“The sector has come a long way, and the Carmody, CMC and Forde inquiries have resulted in changes for the better with regard to the legislative intent, prioritising child well-being and safety; and acknowledging the importance of giving people access to universal non-statutory support services.

“However, even now, children in care too frequently experience placement disruption; indigenous children and young people are still over represented in out of home care; children access minimal therapeutic support aimed at healing trauma and recurrent loss, with Act for Kids being one of the very few services to offer this speciality; and we still don’t seem to be able to provide the safety net that young people leaving care deserve.

“The mix of funded programs is enhanced with the growth of early intervention and support strategies to reduce the demand for statutory intervention. Unfortunately, todays programs aren’t designed to ‘walk with and support’ families, children and young people for the long term – which is what it takes to achieve sustainable in-home change, improved family well-being and resilience.

“In the future I feel that one of the greatest challenges we face will be to acknowledge and reduce the ‘risk adverse culture’ that has grown out of attempts to ensure certainty and reduce future government liability. The effect of over-reporting has increased statutory interventions and a rise in workforce stress and disillusionment across both the government and NGO workforce; and families often recoil from seeking the support they need, when they need it, for fear of having their children removed.

“In closing I like to keep in mind that the majority of children and young people are being bought up in families who are just getting on with it, and managing to deliver sound futures for their children. For the families we encounter in our work, the dream is the same, but the path is harder. I have learnt that families usually know what they need, and what society expects of them – we just have to ask the right questions.

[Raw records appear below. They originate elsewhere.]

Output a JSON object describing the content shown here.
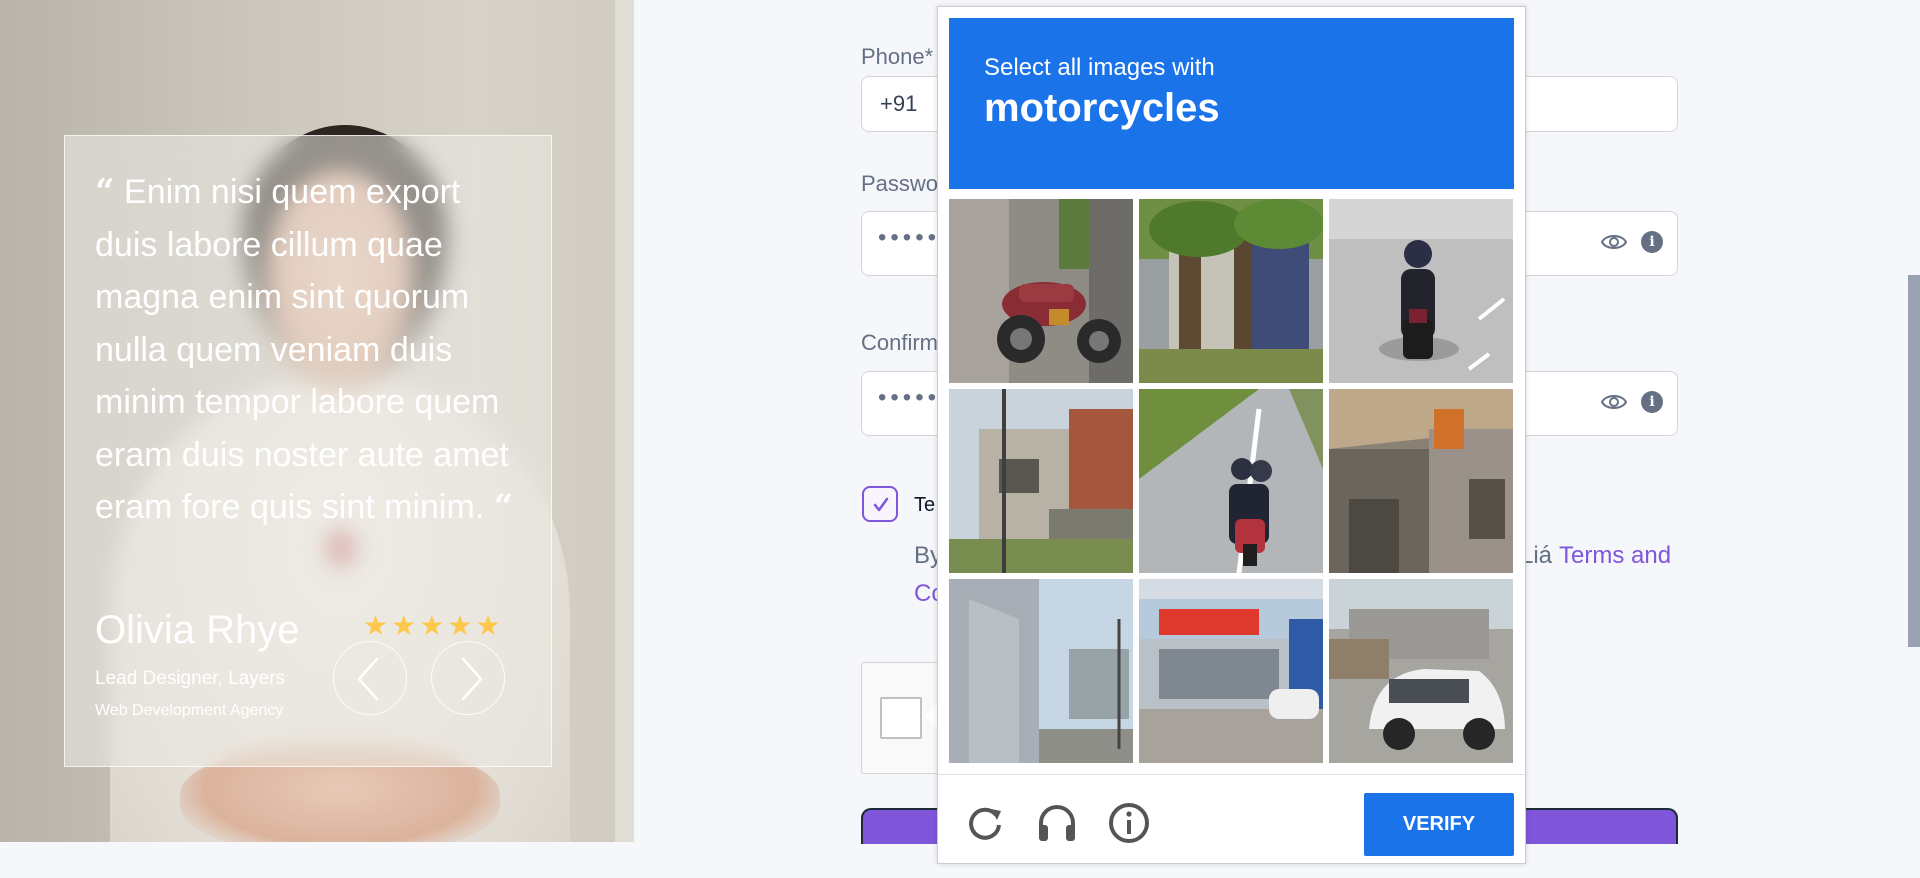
{
  "testimonial": {
    "quote_open": "“",
    "quote": "Enim nisi quem export duis labore cillum quae magna enim sint quorum nulla quem veniam duis minim tempor labore quem eram duis noster aute amet eram fore quis sint minim.",
    "quote_close": "“",
    "author": "Olivia Rhye",
    "role": "Lead Designer, Layers",
    "company": "Web Development Agency",
    "rating": 5,
    "star_glyph": "★",
    "icons": {
      "prev": "chevron-left-icon",
      "next": "chevron-right-icon"
    }
  },
  "form": {
    "phone_label": "Phone*",
    "phone_code": "+91",
    "password_label": "Passwo",
    "password_mask": "•••••",
    "confirm_label": "Confirm",
    "confirm_mask": "•••••",
    "terms_label": "Te",
    "terms_checked": true,
    "terms_by": "By",
    "terms_co": "Co",
    "terms_mid": "Liá",
    "terms_link": "Terms and",
    "icons": {
      "show_password": "eye-icon",
      "info": "info-icon",
      "check": "check-icon"
    }
  },
  "captcha": {
    "instruction": "Select all images with",
    "target": "motorcycles",
    "verify_label": "VERIFY",
    "tiles": [
      "motorcycle-parked",
      "tree-wall",
      "motorcycle-rider-road",
      "houses-street",
      "motorcycle-two-riders",
      "house-orange",
      "building-street",
      "storefront",
      "white-car"
    ],
    "icons": {
      "reload": "reload-icon",
      "audio": "headphones-icon",
      "info": "info-circle-icon"
    }
  },
  "colors": {
    "captcha_blue": "#1a73e8",
    "brand_purple": "#7f56d9",
    "star_yellow": "#fec84b"
  }
}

“We still have some way to go.”

Debra Doherty

Act For Kids

Regional Director – Brisbane & Fraser Coast